[Listed entries Boundary: Start]

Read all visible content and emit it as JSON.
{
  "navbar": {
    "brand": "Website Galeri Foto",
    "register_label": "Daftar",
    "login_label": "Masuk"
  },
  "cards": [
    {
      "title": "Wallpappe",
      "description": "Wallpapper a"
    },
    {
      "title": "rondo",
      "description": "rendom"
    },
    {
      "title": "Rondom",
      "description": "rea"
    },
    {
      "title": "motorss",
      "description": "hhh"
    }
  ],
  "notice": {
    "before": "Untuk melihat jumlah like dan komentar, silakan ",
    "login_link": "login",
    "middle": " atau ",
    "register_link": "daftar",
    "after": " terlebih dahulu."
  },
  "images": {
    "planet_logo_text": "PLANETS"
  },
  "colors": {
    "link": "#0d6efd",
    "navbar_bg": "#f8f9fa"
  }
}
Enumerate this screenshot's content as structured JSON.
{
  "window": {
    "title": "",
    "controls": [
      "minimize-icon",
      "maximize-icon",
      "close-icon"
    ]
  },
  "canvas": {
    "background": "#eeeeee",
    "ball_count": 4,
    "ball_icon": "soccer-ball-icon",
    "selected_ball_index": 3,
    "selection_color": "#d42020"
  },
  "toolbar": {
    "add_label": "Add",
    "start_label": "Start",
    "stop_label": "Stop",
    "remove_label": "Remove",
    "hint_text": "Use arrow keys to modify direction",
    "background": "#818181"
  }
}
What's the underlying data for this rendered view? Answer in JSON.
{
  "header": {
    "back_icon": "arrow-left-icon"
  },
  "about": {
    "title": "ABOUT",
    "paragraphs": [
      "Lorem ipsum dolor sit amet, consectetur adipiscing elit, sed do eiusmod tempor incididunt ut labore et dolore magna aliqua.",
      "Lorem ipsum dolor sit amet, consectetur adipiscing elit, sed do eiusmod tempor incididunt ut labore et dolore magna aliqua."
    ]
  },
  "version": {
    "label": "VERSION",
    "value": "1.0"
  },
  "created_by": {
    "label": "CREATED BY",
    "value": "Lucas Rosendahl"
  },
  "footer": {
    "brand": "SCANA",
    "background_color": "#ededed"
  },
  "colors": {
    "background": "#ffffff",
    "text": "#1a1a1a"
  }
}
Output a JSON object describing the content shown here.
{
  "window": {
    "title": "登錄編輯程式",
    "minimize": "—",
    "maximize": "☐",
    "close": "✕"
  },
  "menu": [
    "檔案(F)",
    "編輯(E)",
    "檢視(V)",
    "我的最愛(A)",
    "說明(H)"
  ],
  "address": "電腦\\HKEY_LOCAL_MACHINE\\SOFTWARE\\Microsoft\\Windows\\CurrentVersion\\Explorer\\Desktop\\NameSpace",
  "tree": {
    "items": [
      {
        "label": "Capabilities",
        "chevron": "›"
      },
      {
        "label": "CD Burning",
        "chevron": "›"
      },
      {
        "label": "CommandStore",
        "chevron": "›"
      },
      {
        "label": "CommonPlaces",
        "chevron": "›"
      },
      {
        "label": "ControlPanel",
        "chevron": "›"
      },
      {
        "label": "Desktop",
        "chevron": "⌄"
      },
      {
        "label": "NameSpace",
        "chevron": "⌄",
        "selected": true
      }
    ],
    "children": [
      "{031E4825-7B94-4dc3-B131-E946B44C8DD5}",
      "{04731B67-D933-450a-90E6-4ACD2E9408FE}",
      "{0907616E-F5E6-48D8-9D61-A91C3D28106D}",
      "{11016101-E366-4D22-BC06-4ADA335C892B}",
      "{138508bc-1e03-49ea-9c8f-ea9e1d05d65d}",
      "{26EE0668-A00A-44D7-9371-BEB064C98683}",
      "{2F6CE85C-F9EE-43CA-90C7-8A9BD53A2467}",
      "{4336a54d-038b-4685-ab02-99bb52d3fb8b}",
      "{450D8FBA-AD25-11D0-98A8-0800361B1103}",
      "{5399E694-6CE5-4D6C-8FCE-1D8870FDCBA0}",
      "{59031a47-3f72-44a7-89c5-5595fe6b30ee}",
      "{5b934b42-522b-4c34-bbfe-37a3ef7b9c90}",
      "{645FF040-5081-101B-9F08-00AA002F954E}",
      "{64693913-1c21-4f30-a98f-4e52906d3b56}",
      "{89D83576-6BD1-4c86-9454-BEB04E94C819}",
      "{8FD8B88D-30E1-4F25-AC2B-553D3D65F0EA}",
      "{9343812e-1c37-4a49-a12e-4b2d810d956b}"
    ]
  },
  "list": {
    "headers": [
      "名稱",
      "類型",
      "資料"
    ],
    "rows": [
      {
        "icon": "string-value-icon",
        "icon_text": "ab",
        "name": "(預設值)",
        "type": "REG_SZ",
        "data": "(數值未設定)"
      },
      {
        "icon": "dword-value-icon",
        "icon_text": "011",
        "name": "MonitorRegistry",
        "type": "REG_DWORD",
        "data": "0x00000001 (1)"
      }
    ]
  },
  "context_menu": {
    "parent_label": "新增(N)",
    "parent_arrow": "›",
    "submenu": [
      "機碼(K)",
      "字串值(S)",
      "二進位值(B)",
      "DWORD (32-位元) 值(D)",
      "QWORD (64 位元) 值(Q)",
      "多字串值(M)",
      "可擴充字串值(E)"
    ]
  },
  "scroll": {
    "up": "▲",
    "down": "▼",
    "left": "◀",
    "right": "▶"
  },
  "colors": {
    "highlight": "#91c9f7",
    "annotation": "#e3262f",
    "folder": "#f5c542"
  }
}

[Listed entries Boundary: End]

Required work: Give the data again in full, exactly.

Completed task:
Read all visible content and emit it as JSON.
{
  "navbar": {
    "brand": "Website Galeri Foto",
    "register_label": "Daftar",
    "login_label": "Masuk"
  },
  "cards": [
    {
      "title": "Wallpappe",
      "description": "Wallpapper a"
    },
    {
      "title": "rondo",
      "description": "rendom"
    },
    {
      "title": "Rondom",
      "description": "rea"
    },
    {
      "title": "motorss",
      "description": "hhh"
    }
  ],
  "notice": {
    "before": "Untuk melihat jumlah like dan komentar, silakan ",
    "login_link": "login",
    "middle": " atau ",
    "register_link": "daftar",
    "after": " terlebih dahulu."
  },
  "images": {
    "planet_logo_text": "PLANETS"
  },
  "colors": {
    "link": "#0d6efd",
    "navbar_bg": "#f8f9fa"
  }
}
Enumerate this screenshot's content as structured JSON.
{
  "window": {
    "title": "",
    "controls": [
      "minimize-icon",
      "maximize-icon",
      "close-icon"
    ]
  },
  "canvas": {
    "background": "#eeeeee",
    "ball_count": 4,
    "ball_icon": "soccer-ball-icon",
    "selected_ball_index": 3,
    "selection_color": "#d42020"
  },
  "toolbar": {
    "add_label": "Add",
    "start_label": "Start",
    "stop_label": "Stop",
    "remove_label": "Remove",
    "hint_text": "Use arrow keys to modify direction",
    "background": "#818181"
  }
}
What's the underlying data for this rendered view? Answer in JSON.
{
  "header": {
    "back_icon": "arrow-left-icon"
  },
  "about": {
    "title": "ABOUT",
    "paragraphs": [
      "Lorem ipsum dolor sit amet, consectetur adipiscing elit, sed do eiusmod tempor incididunt ut labore et dolore magna aliqua.",
      "Lorem ipsum dolor sit amet, consectetur adipiscing elit, sed do eiusmod tempor incididunt ut labore et dolore magna aliqua."
    ]
  },
  "version": {
    "label": "VERSION",
    "value": "1.0"
  },
  "created_by": {
    "label": "CREATED BY",
    "value": "Lucas Rosendahl"
  },
  "footer": {
    "brand": "SCANA",
    "background_color": "#ededed"
  },
  "colors": {
    "background": "#ffffff",
    "text": "#1a1a1a"
  }
}
Output a JSON object describing the content shown here.
{
  "window": {
    "title": "登錄編輯程式",
    "minimize": "—",
    "maximize": "☐",
    "close": "✕"
  },
  "menu": [
    "檔案(F)",
    "編輯(E)",
    "檢視(V)",
    "我的最愛(A)",
    "說明(H)"
  ],
  "address": "電腦\\HKEY_LOCAL_MACHINE\\SOFTWARE\\Microsoft\\Windows\\CurrentVersion\\Explorer\\Desktop\\NameSpace",
  "tree": {
    "items": [
      {
        "label": "Capabilities",
        "chevron": "›"
      },
      {
        "label": "CD Burning",
        "chevron": "›"
      },
      {
        "label": "CommandStore",
        "chevron": "›"
      },
      {
        "label": "CommonPlaces",
        "chevron": "›"
      },
      {
        "label": "ControlPanel",
        "chevron": "›"
      },
      {
        "label": "Desktop",
        "chevron": "⌄"
      },
      {
        "label": "NameSpace",
        "chevron": "⌄",
        "selected": true
      }
    ],
    "children": [
      "{031E4825-7B94-4dc3-B131-E946B44C8DD5}",
      "{04731B67-D933-450a-90E6-4ACD2E9408FE}",
      "{0907616E-F5E6-48D8-9D61-A91C3D28106D}",
      "{11016101-E366-4D22-BC06-4ADA335C892B}",
      "{138508bc-1e03-49ea-9c8f-ea9e1d05d65d}",
      "{26EE0668-A00A-44D7-9371-BEB064C98683}",
      "{2F6CE85C-F9EE-43CA-90C7-8A9BD53A2467}",
      "{4336a54d-038b-4685-ab02-99bb52d3fb8b}",
      "{450D8FBA-AD25-11D0-98A8-0800361B1103}",
      "{5399E694-6CE5-4D6C-8FCE-1D8870FDCBA0}",
      "{59031a47-3f72-44a7-89c5-5595fe6b30ee}",
      "{5b934b42-522b-4c34-bbfe-37a3ef7b9c90}",
      "{645FF040-5081-101B-9F08-00AA002F954E}",
      "{64693913-1c21-4f30-a98f-4e52906d3b56}",
      "{89D83576-6BD1-4c86-9454-BEB04E94C819}",
      "{8FD8B88D-30E1-4F25-AC2B-553D3D65F0EA}",
      "{9343812e-1c37-4a49-a12e-4b2d810d956b}"
    ]
  },
  "list": {
    "headers": [
      "名稱",
      "類型",
      "資料"
    ],
    "rows": [
      {
        "icon": "string-value-icon",
        "icon_text": "ab",
        "name": "(預設值)",
        "type": "REG_SZ",
        "data": "(數值未設定)"
      },
      {
        "icon": "dword-value-icon",
        "icon_text": "011",
        "name": "MonitorRegistry",
        "type": "REG_DWORD",
        "data": "0x00000001 (1)"
      }
    ]
  },
  "context_menu": {
    "parent_label": "新增(N)",
    "parent_arrow": "›",
    "submenu": [
      "機碼(K)",
      "字串值(S)",
      "二進位值(B)",
      "DWORD (32-位元) 值(D)",
      "QWORD (64 位元) 值(Q)",
      "多字串值(M)",
      "可擴充字串值(E)"
    ]
  },
  "scroll": {
    "up": "▲",
    "down": "▼",
    "left": "◀",
    "right": "▶"
  },
  "colors": {
    "highlight": "#91c9f7",
    "annotation": "#e3262f",
    "folder": "#f5c542"
  }
}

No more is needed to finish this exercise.